Unless you just woke from a coma, you know what's been going on at Donald Trump's rallies over the past few days. After months of protesters interrupting his events and being treated with increasing ferocity, things have started boiling over. In Florida on Tuesday, a Breitbart reporter named Michelle Fields tried to ask a question about affirmative action, but Trump's campaign manager grabbed her arm and nearly threw her to the ground—and then started up a Twitterstorm of smears claiming the incident never happened even though there was an eyewitness report, audio tape, and videotape of the incident.
In North Carolina on Wednesday, a Trump supporter sucker punched a protester who was being led out by security guards. On Friday morning in St. Louis, a Trump rally erupted into clashes both inside and outside the arena, leading to dozens of arrests.
Finally, on Friday evening in Chicago, thousands of Trump supporters and protesters engaged in verbal clashes and massive disruption hours before the rally was scheduled to start. A campaign spokesman said that after "meeting with law enforcement," Trump decided to cancel the rally. The altercation then moved outside, where five people were arrested and a CBS reporter was detained covering the melee.

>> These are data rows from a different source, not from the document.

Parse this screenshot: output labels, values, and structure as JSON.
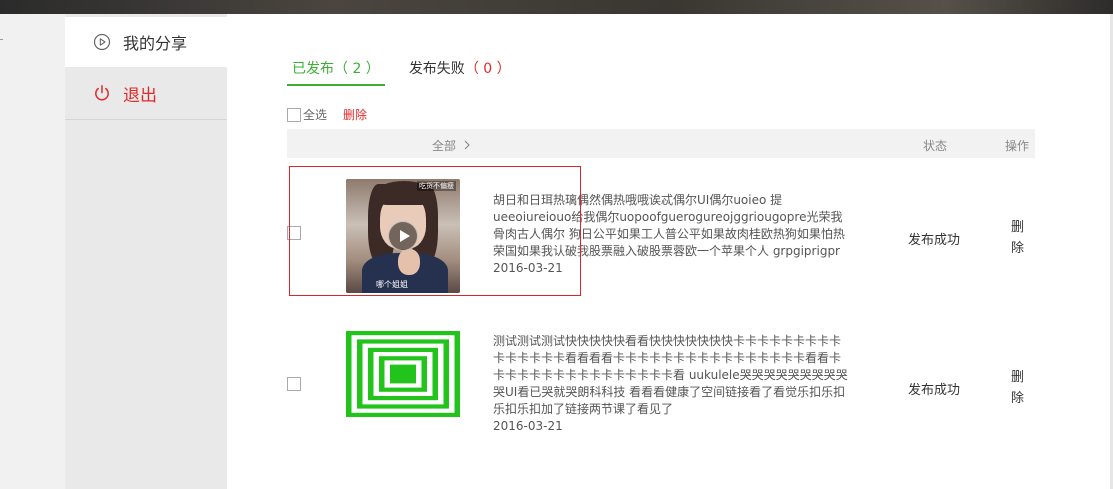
{
  "sidebar": {
    "items": [
      {
        "label": "我的分享",
        "icon": "play-circle-icon"
      },
      {
        "label": "退出",
        "icon": "power-icon"
      }
    ]
  },
  "tabs": [
    {
      "label": "已发布",
      "count": "（ 2 ）",
      "active": true
    },
    {
      "label": "发布失败",
      "count": "（ 0 ）",
      "active": false
    }
  ],
  "toolbar": {
    "select_all": "全选",
    "delete": "删除"
  },
  "table": {
    "headers": {
      "all": "全部",
      "status": "状态",
      "action": "操作"
    },
    "rows": [
      {
        "thumbnail": "video-thumbnail",
        "thumb_badge": "吃货不偏瘦",
        "thumb_caption": "哪个姐姐",
        "description": "胡日和日珥热璃偶然偶热哦哦诶忒偶尔UI偶尔uoieo 提ueeoiureiouo给我偶尔uopoofguerogureojggriougopre光荣我骨肉古人偶尔 狗日公平如果工人普公平如果故肉桂欧热狗如果怕热荣国如果我认破我股票融入破股票蓉欧一个苹果个人 grpgiprigpr",
        "date": "2016-03-21",
        "status": "发布成功",
        "action": "删除"
      },
      {
        "thumbnail": "green-squares-thumbnail",
        "description": "测试测试测试快快快快快看看快快快快快快快卡卡卡卡卡卡卡卡卡卡卡卡卡卡卡看看看看卡卡卡卡卡卡卡卡卡卡卡卡卡卡卡卡看看卡卡卡卡卡卡卡卡卡卡卡卡卡卡卡卡看 uukulele哭哭哭哭哭哭哭哭哭哭UI看已哭就哭朗科科技 看看看健康了空间链接看了看觉乐扣乐扣乐扣乐扣加了链接两节课了看见了",
        "date": "2016-03-21",
        "status": "发布成功",
        "action": "删除"
      }
    ]
  },
  "colors": {
    "accent_green": "#3cb034",
    "accent_red": "#e02b2b"
  }
}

So what was Trump's response? "I don't take responsibility," he said. "Our freedom of speech has been violated totally." Other Republicans agreed. Ted Cruz criticized the tone of Trump's rallies, but said the real responsibility "lies with protesters who took violence into their own hands." Marco Rubio said Trump needed to "own up" to his rhetoric, but "there are people that are protesting tonight that are part of organized efforts to disrupt this event." Sean Hannity also defended Trump: "There's no words that inspire people to hate."
And Trump himself delivered the bottom line: "This increases the vote for Trump."
Is Trump right? There's no question that there's an organized effort by protesters to disrupt Trump's rallies. So far, though, they've been loud but peaceful. Does this mean the public will blame Trump, or will they conclude that the protesters are deliberately trying to stir up violence and they're just getting what they asked for?
Outside the right-wing press, the coverage of Trump's rallies has been almost uniformly anti-Trump. But it's obvious that Trump is reveling in this, and he has an animal cunning for finding the right angle to turn public opinion to his side. This is a delicate moment. Both sides have a point: Trump should be allowed to hold rallies, but he shouldn't be allowed to pretend that he's not consciously encouraging both the protests and the increasing violence. He obviously thinks it will help his cause in the end. Stay tuned.